Download Helping your local turtle doves PDF for a handy guide that outlines how you can provide turtle doves with the habitats they need in the UK.
What is good nesting habitat?
In the UK, turtle doves usually nest in tall, dense mature scrub or hedgerows, especially if they contain standard trees, thorny shrubs and climbers. Dense thorny vegetation provides the birds with a safe place to build their nest, which is often just a small collection of twigs.
Providing scrubby habitats can also benefit lots of wildlife – from birds like nightingales and bullfinches to butterflies and other invertebrates.
Good turtle dove nesting habitat can take a long time to develop from scratch, so its essential to protect what’s there.
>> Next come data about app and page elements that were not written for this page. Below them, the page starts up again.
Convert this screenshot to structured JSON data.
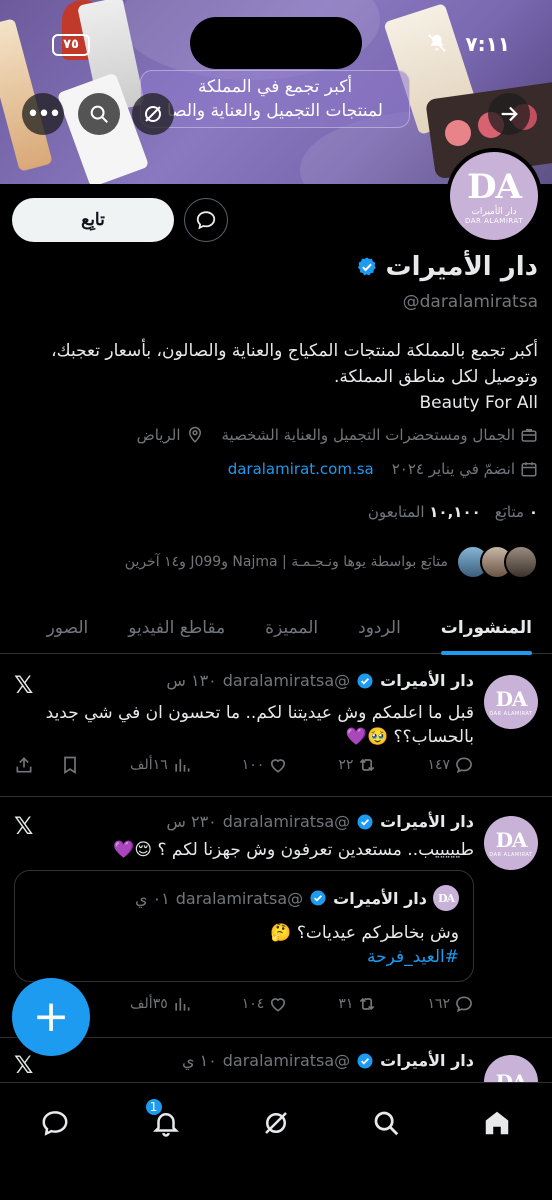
{
  "status_bar": {
    "time": "٧:١١",
    "battery": "٧٥"
  },
  "banner": {
    "text_line1": "أكبر تجمع في المملكة",
    "text_line2": "لمنتجات التجميل والعناية والصا"
  },
  "profile": {
    "avatar_text": "DA",
    "avatar_sub": "دار الأميرات",
    "avatar_sub2": "DAR ALAMIRAT",
    "name": "دار الأميرات",
    "handle": "@daralamiratsa",
    "follow_label": "تابِع",
    "bio_line1": "أكبر تجمع بالمملكة لمنتجات المكياج والعناية والصالون، بأسعار تعجبك،",
    "bio_line2": "وتوصيل لكل مناطق المملكة.",
    "bio_line3": "Beauty For All",
    "category": "الجمال ومستحضرات التجميل والعناية الشخصية",
    "location": "الرياض",
    "website": "daralamirat.com.sa",
    "joined": "انضمّ في يناير ٢٠٢٤",
    "following_count": "٠",
    "following_label": "متابَع",
    "followers_count": "١٠,١٠٠",
    "followers_label": "المتابعون",
    "known_followers": "متابَع بواسطة يوها ونـجـمـة | Najma وJ099 و١٤ آخرين"
  },
  "tabs": [
    "المنشورات",
    "الردود",
    "المميزة",
    "مقاطع الفيديو",
    "الصور"
  ],
  "tweets": [
    {
      "name": "دار الأميرات",
      "handle": "@daralamiratsa",
      "time": "١٣٠ س",
      "text_line1": "قبل ما اعلمكم وش عيديتنا لكم.. ما تحسون ان في شي جديد",
      "text_line2": "بالحساب؟؟ 🥹💜",
      "replies": "١٤٧",
      "retweets": "٢٢",
      "likes": "١٠٠",
      "views": "١٦ألف"
    },
    {
      "name": "دار الأميرات",
      "handle": "@daralamiratsa",
      "time": "٢٣٠ س",
      "text_line1": "طيييييب.. مستعدين تعرفون وش جهزنا لكم ؟ 😌💜",
      "quote_name": "دار الأميرات",
      "quote_handle": "@daralamiratsa",
      "quote_time": "٠١ ي",
      "quote_text": "وش بخاطركم عيديات؟ 🤔",
      "quote_hashtag": "#العيد_فرحة",
      "replies": "١٦٢",
      "retweets": "٣١",
      "likes": "١٠٤",
      "views": "٣٥ألف"
    },
    {
      "name": "دار الأميرات",
      "handle": "@daralamiratsa",
      "time": "١٠ ي"
    }
  ],
  "nav": {
    "notifications_badge": "1"
  },
  "colors": {
    "accent": "#1d9bf0",
    "background": "#000000",
    "avatar": "#c9b2d8"
  }
}
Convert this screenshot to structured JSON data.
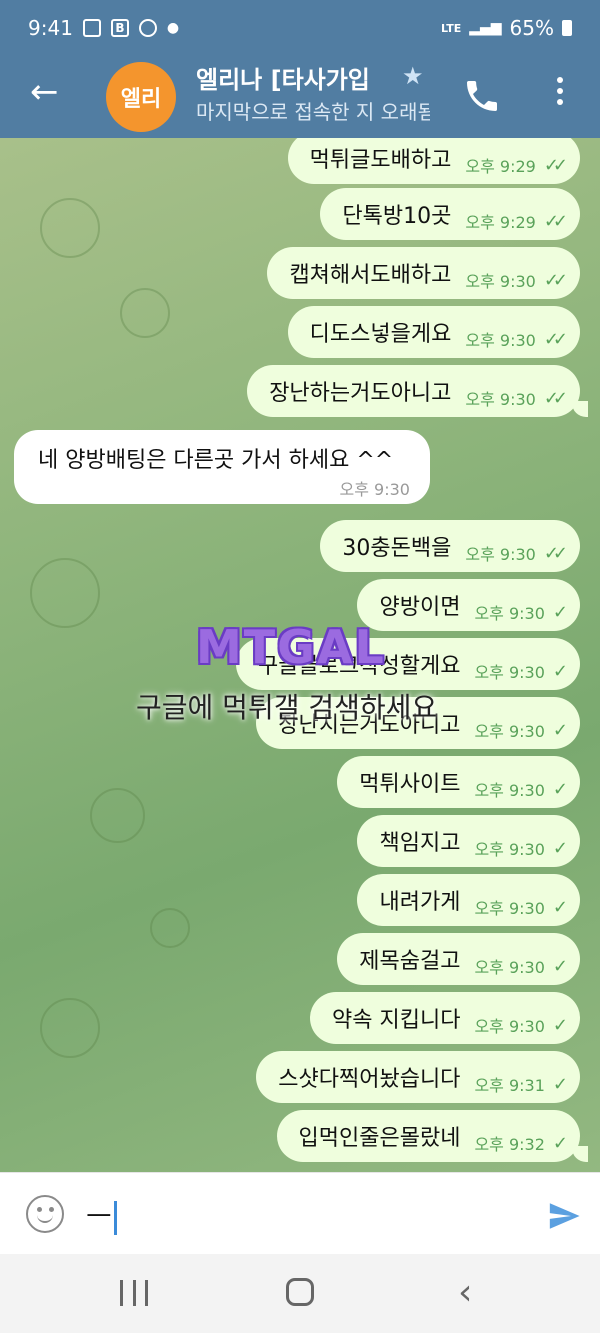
{
  "status_bar": {
    "time": "9:41",
    "battery": "65%",
    "network": "LTE"
  },
  "header": {
    "back_glyph": "←",
    "avatar_text": "엘리",
    "title": "엘리나 [타사가입",
    "subtitle": "마지막으로 접속한 지 오래됨"
  },
  "messages": [
    {
      "text": "먹튀글도배하고",
      "time": "오후 9:29",
      "read": true
    },
    {
      "text": "단톡방10곳",
      "time": "오후 9:29",
      "read": true
    },
    {
      "text": "캡쳐해서도배하고",
      "time": "오후 9:30",
      "read": true
    },
    {
      "text": "디도스넣을게요",
      "time": "오후 9:30",
      "read": true
    },
    {
      "text": "장난하는거도아니고",
      "time": "오후 9:30",
      "read": true
    }
  ],
  "incoming": {
    "text": "네 양방배팅은 다른곳 가서 하세요 ^^",
    "time": "오후 9:30"
  },
  "messages2": [
    {
      "text": "30충돈백을",
      "time": "오후 9:30",
      "read": true
    },
    {
      "text": "양방이면",
      "time": "오후 9:30",
      "read": false
    },
    {
      "text": "구글블로그작성할게요",
      "time": "오후 9:30",
      "read": false
    },
    {
      "text": "장난치는거도아니고",
      "time": "오후 9:30",
      "read": false
    },
    {
      "text": "먹튀사이트",
      "time": "오후 9:30",
      "read": false
    },
    {
      "text": "책임지고",
      "time": "오후 9:30",
      "read": false
    },
    {
      "text": "내려가게",
      "time": "오후 9:30",
      "read": false
    },
    {
      "text": "제목숨걸고",
      "time": "오후 9:30",
      "read": false
    },
    {
      "text": "약속 지킵니다",
      "time": "오후 9:30",
      "read": false
    },
    {
      "text": "스샷다찍어놨습니다",
      "time": "오후 9:31",
      "read": false
    },
    {
      "text": "입먹인줄은몰랐네",
      "time": "오후 9:32",
      "read": false
    }
  ],
  "watermark": {
    "logo": "MTGAL",
    "text": "구글에 먹튀갤 검색하세요"
  },
  "input": {
    "value": "ㅡ"
  },
  "icons": {
    "call": "phone-icon",
    "more": "more-vert-icon",
    "emoji": "emoji-icon",
    "send": "send-icon"
  },
  "colors": {
    "header": "#517da2",
    "outgoing_bubble": "#effedd",
    "check": "#5aa25a",
    "avatar": "#f4952d"
  }
}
Think about how you can help your neighbours to protect hedgerows and scrubby areas in your local landscape.
Key management tips
To provide the dense scrubby structure that’s ideal nesting habitat for turtle doves, we recommend the following:
- Areas of scrub or dense hedgerow should be, as a minimum, 3m tall and 4m wide. Allow room for hedges to expand if necessary.
- Encourage and keep thorny species such as hawthorn or blackthorn.
- Encourage and keep native climbing plants such as dog rose, clematis or ivy.
- In the long-term, scrub will eventually turn into woodland and hedges may turn into mature treelines. To maintain the dense, scrubby structure that turtle doves prefer, we recommend that one fifteenth of the area is cut in any one year or, alternatively, that one fifth is cut every three years on a rotational basis.
- Avoid management and cutting between March and September (inclusive) as turtle doves can still be breeding in August.
Providing suitable turtle dove nesting habitats can be delivered under three Countryside Stewardship options. Option BE3 Management of Hedgerows provides for the management of hedgerows; Options WD7 Management of Successional Areas and Scrub and WD8 Creation of Successional Areas and Scrub provide more specifically for the management and creation of successional areas of scrub.
Suitable nesting habitat is depicted in the photographs below.